By Mili Jayadeep | Science Editor
Biomaterials are substances used in the body to interact with tissue. They can either be natural or engineered to cooperate with biological systems. Therefore, its wide application in medicine ranges from uses in heart valves, pacemakers, joint parts and even prostheses.
A team of researchers at the University of Bayreuth have engineered new biomaterials with spider silk proteins using nano-structures. The team led by Professor Dr. Thomas Scheibel has developed this material with great promise for use in biomedicine.
Their research published in the journal, ‘Materials Today’ shows that this biomaterial decreases the chance of infection while encouraging tissue regeneration in its application. This makes the materials suitable for wounds, implants or in prosthetics among other uses. Prof. Dr. Scheibel seems optimistic for the future application of the biomaterial:
“…Nature has once again proven to be the ideal role model for highly advanced material concepts. Natural spider silk is highly resistant to microbial infestation and the reproduction of these properties in a biotechnological way is a break-through,”
Previously used novel biomaterials can often lead to the development of fatal infections. These materials can be susceptible to pathogens, which can result in the formation of thick biofilms caused by the growth of a collective of microbes such as bacteria and fungi. The biofilm may not be seen,is often difficult to clear and can hinder the healing process. Antibiotics and antimycotics used to clean it prove useless to the already resistant pathogens forming the biofilm. Hence, this develops into uncontrollable infections as the micro-organisms spread to the body tissue surrounding the biomaterial.

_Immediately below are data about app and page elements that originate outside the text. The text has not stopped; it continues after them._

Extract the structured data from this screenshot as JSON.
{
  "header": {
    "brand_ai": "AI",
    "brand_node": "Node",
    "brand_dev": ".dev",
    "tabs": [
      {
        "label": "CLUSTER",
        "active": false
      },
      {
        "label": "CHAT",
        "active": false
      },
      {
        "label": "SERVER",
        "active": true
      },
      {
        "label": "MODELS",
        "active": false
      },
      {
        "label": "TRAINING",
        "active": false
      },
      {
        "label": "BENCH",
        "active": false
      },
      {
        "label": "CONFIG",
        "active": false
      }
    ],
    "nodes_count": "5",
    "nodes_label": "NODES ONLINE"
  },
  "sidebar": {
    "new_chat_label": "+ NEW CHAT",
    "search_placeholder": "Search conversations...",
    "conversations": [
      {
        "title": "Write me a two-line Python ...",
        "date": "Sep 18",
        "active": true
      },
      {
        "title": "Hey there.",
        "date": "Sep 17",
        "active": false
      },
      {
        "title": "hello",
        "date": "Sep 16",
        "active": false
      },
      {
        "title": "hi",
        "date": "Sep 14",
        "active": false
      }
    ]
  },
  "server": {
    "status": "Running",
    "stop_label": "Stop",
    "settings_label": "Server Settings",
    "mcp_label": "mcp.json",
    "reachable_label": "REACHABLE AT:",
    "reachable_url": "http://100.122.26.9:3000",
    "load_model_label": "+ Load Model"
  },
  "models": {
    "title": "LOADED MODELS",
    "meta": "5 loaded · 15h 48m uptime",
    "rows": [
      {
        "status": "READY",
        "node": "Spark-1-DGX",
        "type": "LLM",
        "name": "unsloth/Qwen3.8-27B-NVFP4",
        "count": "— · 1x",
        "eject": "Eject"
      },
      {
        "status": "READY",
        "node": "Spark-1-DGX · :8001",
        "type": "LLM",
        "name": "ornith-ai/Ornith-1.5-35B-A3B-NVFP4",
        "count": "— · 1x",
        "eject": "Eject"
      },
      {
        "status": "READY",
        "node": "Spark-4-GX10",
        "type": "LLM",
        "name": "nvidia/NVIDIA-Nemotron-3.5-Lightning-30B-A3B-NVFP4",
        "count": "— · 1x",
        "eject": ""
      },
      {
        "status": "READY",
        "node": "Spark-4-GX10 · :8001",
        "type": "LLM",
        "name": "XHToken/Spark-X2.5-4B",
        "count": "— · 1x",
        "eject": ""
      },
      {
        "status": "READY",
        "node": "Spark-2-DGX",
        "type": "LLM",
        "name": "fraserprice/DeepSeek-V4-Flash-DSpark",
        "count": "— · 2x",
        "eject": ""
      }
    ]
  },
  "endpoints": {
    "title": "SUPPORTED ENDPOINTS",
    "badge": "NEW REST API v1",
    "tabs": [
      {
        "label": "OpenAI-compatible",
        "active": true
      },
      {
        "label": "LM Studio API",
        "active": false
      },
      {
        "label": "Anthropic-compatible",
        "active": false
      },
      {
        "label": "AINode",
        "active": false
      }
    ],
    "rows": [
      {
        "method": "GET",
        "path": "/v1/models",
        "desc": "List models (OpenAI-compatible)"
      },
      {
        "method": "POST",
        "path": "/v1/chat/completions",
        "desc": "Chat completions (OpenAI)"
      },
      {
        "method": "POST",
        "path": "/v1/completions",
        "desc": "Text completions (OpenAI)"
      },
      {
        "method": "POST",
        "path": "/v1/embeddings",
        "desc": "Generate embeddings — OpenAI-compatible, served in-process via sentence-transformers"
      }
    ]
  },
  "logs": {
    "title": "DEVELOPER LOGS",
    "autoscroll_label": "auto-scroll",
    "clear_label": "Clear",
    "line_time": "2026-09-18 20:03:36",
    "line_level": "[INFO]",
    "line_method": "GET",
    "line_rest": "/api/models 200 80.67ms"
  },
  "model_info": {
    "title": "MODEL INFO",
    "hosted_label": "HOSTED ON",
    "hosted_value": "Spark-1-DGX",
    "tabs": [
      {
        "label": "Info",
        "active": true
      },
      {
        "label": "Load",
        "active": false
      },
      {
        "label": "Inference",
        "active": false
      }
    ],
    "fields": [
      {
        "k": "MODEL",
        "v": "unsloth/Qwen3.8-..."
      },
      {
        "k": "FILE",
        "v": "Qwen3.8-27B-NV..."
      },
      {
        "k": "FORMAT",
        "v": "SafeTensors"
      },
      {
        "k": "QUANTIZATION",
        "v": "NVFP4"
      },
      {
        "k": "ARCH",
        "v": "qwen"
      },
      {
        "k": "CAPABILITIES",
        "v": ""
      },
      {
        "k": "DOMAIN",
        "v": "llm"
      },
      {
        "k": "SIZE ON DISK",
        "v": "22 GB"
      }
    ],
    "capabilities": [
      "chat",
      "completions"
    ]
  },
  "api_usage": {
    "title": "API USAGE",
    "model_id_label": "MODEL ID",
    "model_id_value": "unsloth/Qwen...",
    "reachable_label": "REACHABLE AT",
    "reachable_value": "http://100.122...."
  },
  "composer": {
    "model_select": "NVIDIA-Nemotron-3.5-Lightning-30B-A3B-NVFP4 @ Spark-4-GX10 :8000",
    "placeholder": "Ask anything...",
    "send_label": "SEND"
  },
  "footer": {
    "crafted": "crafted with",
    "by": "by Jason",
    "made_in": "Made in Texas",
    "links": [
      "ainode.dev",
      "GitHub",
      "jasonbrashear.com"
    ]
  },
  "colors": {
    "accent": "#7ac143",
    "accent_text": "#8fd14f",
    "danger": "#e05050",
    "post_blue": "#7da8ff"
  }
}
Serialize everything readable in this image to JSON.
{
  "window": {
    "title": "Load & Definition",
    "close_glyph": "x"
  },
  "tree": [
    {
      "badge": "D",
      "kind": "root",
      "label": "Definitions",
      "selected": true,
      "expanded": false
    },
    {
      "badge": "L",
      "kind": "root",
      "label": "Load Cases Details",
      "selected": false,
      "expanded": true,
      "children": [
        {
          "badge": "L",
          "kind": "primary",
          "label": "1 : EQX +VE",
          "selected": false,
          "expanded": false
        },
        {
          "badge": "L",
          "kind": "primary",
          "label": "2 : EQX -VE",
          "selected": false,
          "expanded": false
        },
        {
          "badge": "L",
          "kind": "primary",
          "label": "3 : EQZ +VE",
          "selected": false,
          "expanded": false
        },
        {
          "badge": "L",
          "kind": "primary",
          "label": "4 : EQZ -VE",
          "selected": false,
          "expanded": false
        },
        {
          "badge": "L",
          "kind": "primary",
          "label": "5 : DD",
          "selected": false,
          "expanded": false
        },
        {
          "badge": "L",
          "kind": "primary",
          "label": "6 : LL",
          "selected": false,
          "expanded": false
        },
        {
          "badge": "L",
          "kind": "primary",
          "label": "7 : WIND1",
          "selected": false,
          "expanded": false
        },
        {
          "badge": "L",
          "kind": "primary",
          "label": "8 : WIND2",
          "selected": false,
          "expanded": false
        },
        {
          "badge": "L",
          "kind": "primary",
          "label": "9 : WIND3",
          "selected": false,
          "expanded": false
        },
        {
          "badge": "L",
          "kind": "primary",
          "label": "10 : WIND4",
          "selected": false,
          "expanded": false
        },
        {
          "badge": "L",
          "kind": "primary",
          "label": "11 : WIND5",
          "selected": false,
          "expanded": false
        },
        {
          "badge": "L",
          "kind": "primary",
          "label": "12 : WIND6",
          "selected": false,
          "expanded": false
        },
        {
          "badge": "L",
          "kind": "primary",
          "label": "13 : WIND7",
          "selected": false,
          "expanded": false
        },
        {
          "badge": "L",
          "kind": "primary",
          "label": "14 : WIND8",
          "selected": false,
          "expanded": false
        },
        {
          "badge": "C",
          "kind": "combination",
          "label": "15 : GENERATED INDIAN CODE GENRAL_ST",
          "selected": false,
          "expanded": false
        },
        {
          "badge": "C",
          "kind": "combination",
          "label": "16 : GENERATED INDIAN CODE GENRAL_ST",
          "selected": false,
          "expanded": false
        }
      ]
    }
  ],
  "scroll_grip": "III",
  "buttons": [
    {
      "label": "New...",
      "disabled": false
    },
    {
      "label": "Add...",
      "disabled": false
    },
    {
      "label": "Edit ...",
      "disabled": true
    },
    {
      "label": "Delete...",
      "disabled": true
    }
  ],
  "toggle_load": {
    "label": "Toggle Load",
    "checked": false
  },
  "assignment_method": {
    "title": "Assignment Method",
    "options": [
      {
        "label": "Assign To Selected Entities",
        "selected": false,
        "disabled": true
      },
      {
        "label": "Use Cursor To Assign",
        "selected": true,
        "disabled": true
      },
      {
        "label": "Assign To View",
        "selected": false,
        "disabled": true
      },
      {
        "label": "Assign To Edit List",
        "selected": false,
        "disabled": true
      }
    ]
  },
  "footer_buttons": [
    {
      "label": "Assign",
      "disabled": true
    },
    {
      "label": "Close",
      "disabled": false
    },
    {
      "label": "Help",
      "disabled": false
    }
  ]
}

The research conducted by the scientists at the University of Bayreuth offers an alternative method of preventing an infection altogether caused by an otherwise essential biomaterial. The material has been created using engineered spider silk proteins that are hostile to microbial adhesion. This can be particularly useful in preventing dangerous MRSA infections that are caused by pathogens resistant to multiple drugs.
Furthermore, the new biomaterial is compatible with body tissue and successfully facilitates healing. Hence its applications includes dressings for wounds, skin grafts and implants. The scientists have designed the material to repel microbes by the use of a special coating. Prof. Dr. Thomas Scheibel says,
“Our investigations to date have led to a finding that is absolutely ground-breaking for future research work. In particular, the microbe-repellent properties of the biomaterials we have developed are not based on toxic, i.e. not cell-destroying, effects. The decisive factor rather lies in structures at the nanometre level, which make the spider silk surfaces microbe-repellent. They make it impossible for pathogens to attach themselves to these surfaces,”
The biomaterial is specifically engineered to reduce the risk of infection while promoting the body’s natural healing processes. The findings from this study introduces novel approaches for utilising spider silk materials for a variety of biotechnological applications. This breakthrough will likely result in the development of microbe-repelling materials in the near future.Science and Technology Mili Jayadeep